Among the records, which lines include "icon"? List them.

** Records to process follows **

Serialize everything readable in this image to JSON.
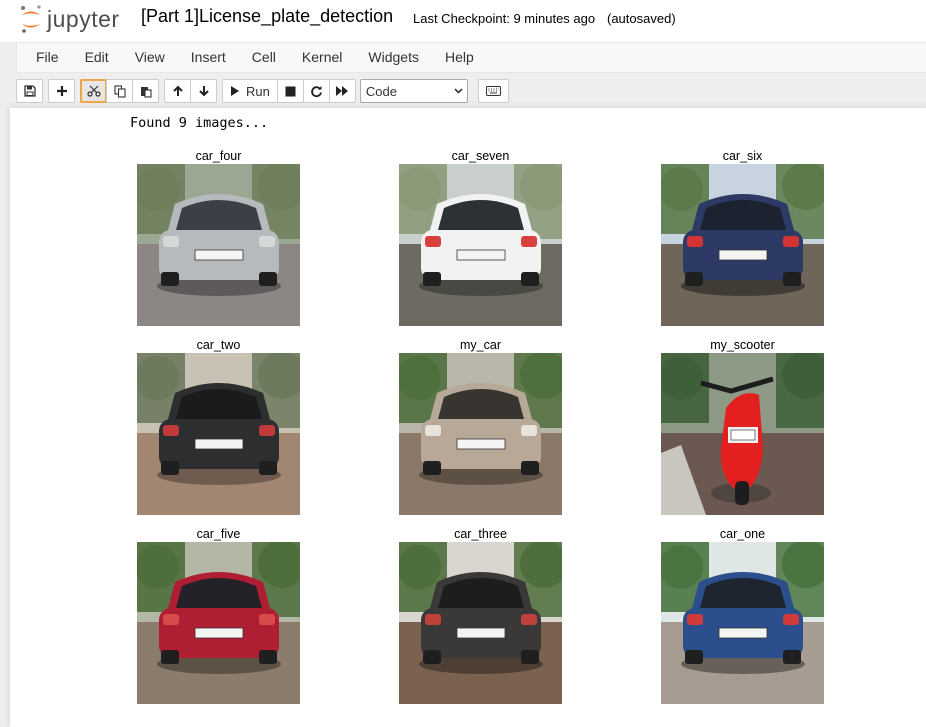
{
  "header": {
    "logo_text": "jupyter",
    "notebook_title": "[Part 1]License_plate_detection",
    "checkpoint": "Last Checkpoint: 9 minutes ago",
    "autosave_status": "(autosaved)"
  },
  "menubar": {
    "items": [
      "File",
      "Edit",
      "View",
      "Insert",
      "Cell",
      "Kernel",
      "Widgets",
      "Help"
    ]
  },
  "toolbar": {
    "save_icon": "floppy-disk-icon",
    "insert_icon": "plus-icon",
    "cut_icon": "scissors-icon",
    "copy_icon": "copy-icon",
    "paste_icon": "paste-icon",
    "move_up_icon": "arrow-up-icon",
    "move_down_icon": "arrow-down-icon",
    "run_label": "Run",
    "interrupt_icon": "stop-icon",
    "restart_icon": "restart-icon",
    "run_all_icon": "fast-forward-icon",
    "cell_type": "Code",
    "command_palette_icon": "keyboard-icon"
  },
  "output": {
    "text": "Found 9 images...",
    "images": [
      {
        "title": "car_four",
        "palette": {
          "sky": "#9aa792",
          "bg": "#6f7f5c",
          "ground": "#8c8684",
          "body": "#b7babd",
          "window": "#3a4046",
          "light": "#d6d8d9",
          "shadow": "#4a4748"
        }
      },
      {
        "title": "car_seven",
        "palette": {
          "sky": "#c9d0cc",
          "bg": "#8a9a78",
          "ground": "#6d6a62",
          "body": "#f2f2f2",
          "window": "#2c3136",
          "light": "#d7403c",
          "shadow": "#3b3a36"
        }
      },
      {
        "title": "car_six",
        "palette": {
          "sky": "#c7d4e0",
          "bg": "#5c7a4a",
          "ground": "#6f6659",
          "body": "#2d3a66",
          "window": "#1c2230",
          "light": "#d33434",
          "shadow": "#2e2a27"
        }
      },
      {
        "title": "car_two",
        "palette": {
          "sky": "#c8c2b4",
          "bg": "#6d7a5e",
          "ground": "#a18672",
          "body": "#2d2e30",
          "window": "#1a1b1d",
          "light": "#c23a3a",
          "shadow": "#5a4a40"
        }
      },
      {
        "title": "my_car",
        "palette": {
          "sky": "#b9b7aa",
          "bg": "#4f6f3d",
          "ground": "#8a7868",
          "body": "#b8a898",
          "window": "#383530",
          "light": "#e8e4dc",
          "shadow": "#4a4038"
        }
      },
      {
        "title": "my_scooter",
        "palette": {
          "sky": "#8e9a86",
          "bg": "#3f5f3a",
          "ground": "#6b5850",
          "body": "#e41f20",
          "window": "#1d1d1d",
          "light": "#f2f2f2",
          "shadow": "#3d3a37"
        }
      },
      {
        "title": "car_five",
        "palette": {
          "sky": "#b5b7a6",
          "bg": "#4e6e3b",
          "ground": "#8b7c6c",
          "body": "#b01e33",
          "window": "#242228",
          "light": "#d94b4b",
          "shadow": "#4a4036"
        }
      },
      {
        "title": "car_three",
        "palette": {
          "sky": "#d8d6cf",
          "bg": "#4e6e3b",
          "ground": "#7a6150",
          "body": "#3b3938",
          "window": "#1e1d1d",
          "light": "#c0403c",
          "shadow": "#3c302a"
        }
      },
      {
        "title": "car_one",
        "palette": {
          "sky": "#dfe6e6",
          "bg": "#4a7440",
          "ground": "#a79c92",
          "body": "#2b4e8c",
          "window": "#1f2530",
          "light": "#cf3a3a",
          "shadow": "#4d4640"
        }
      }
    ]
  }
}
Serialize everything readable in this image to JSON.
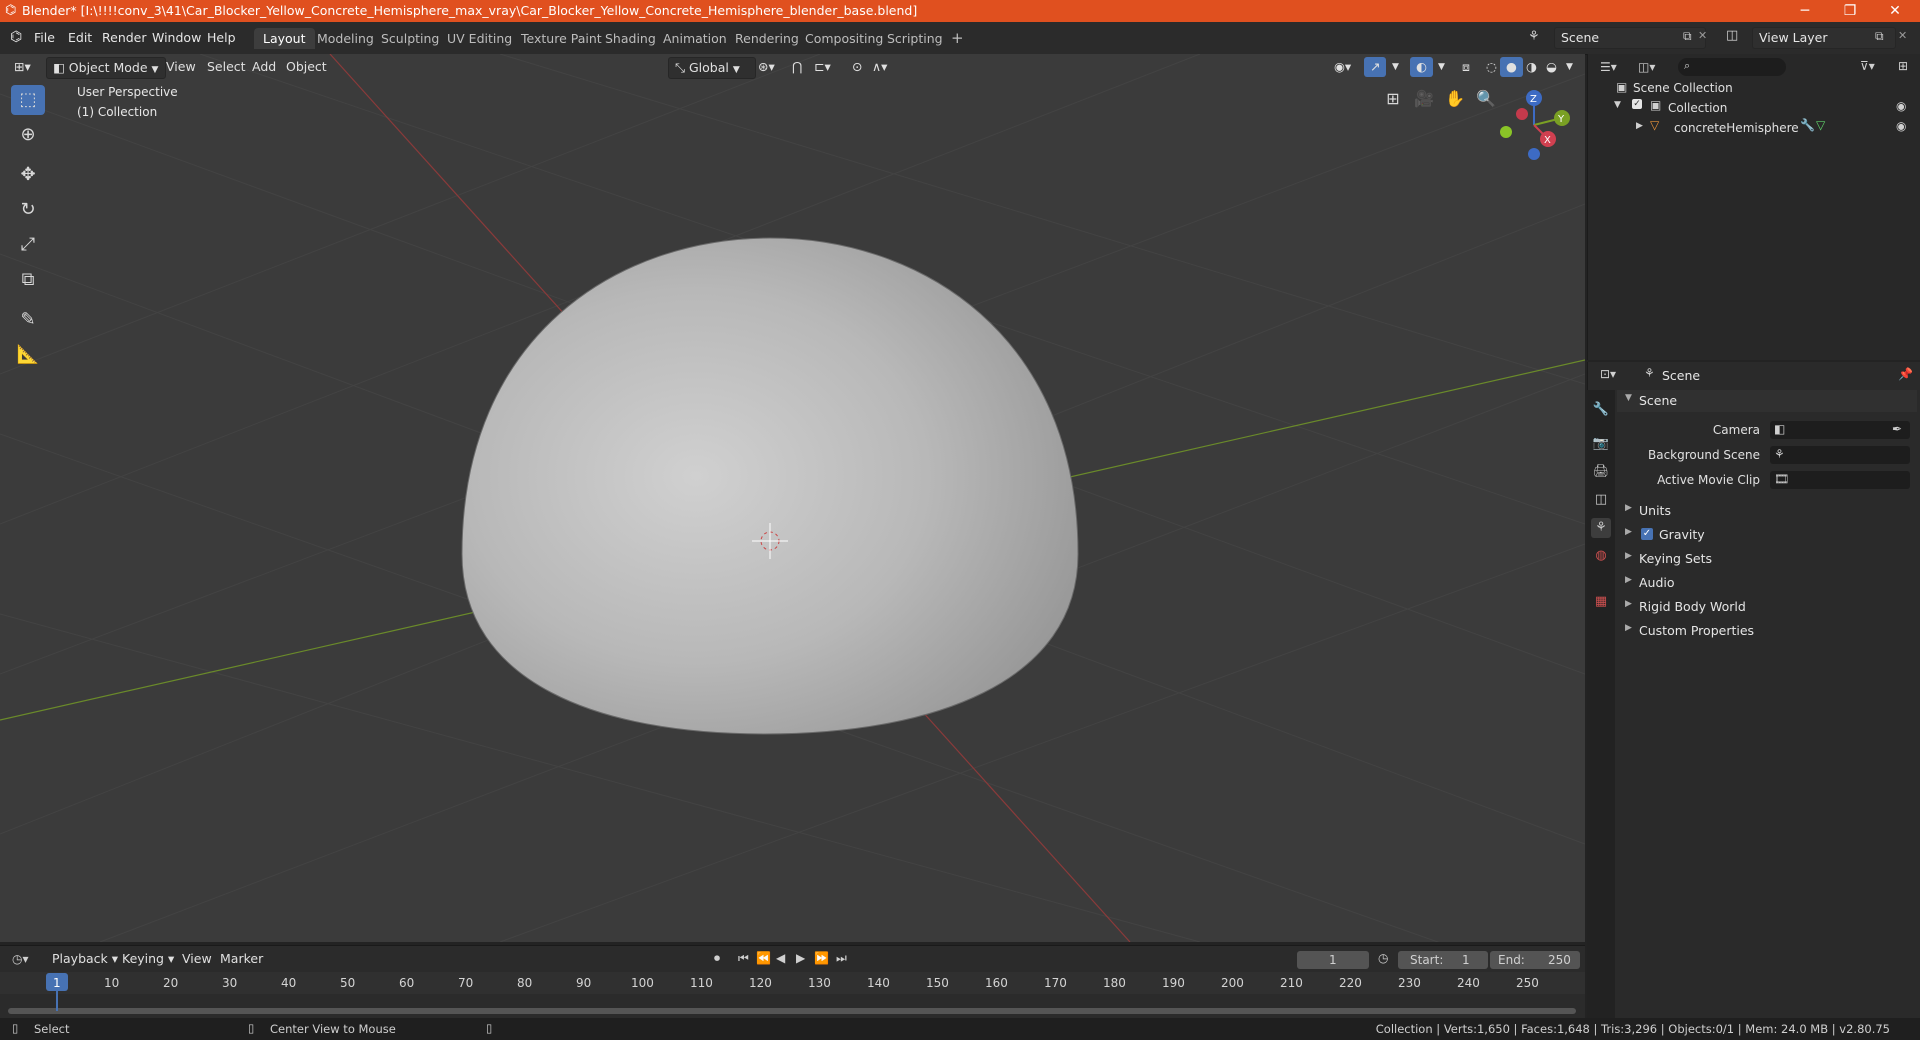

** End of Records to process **

- [Task response]
    "save_icon": "floppy-disk-icon",
    "insert_icon": "plus-icon",
    "cut_icon": "scissors-icon",
    "copy_icon": "copy-icon",
    "paste_icon": "paste-icon",
    "move_up_icon": "arrow-up-icon",
    "move_down_icon": "arrow-down-icon",
    "interrupt_icon": "stop-icon",
    "restart_icon": "restart-icon",
    "run_all_icon": "fast-forward-icon",
    "command_palette_icon": "keyboard-icon"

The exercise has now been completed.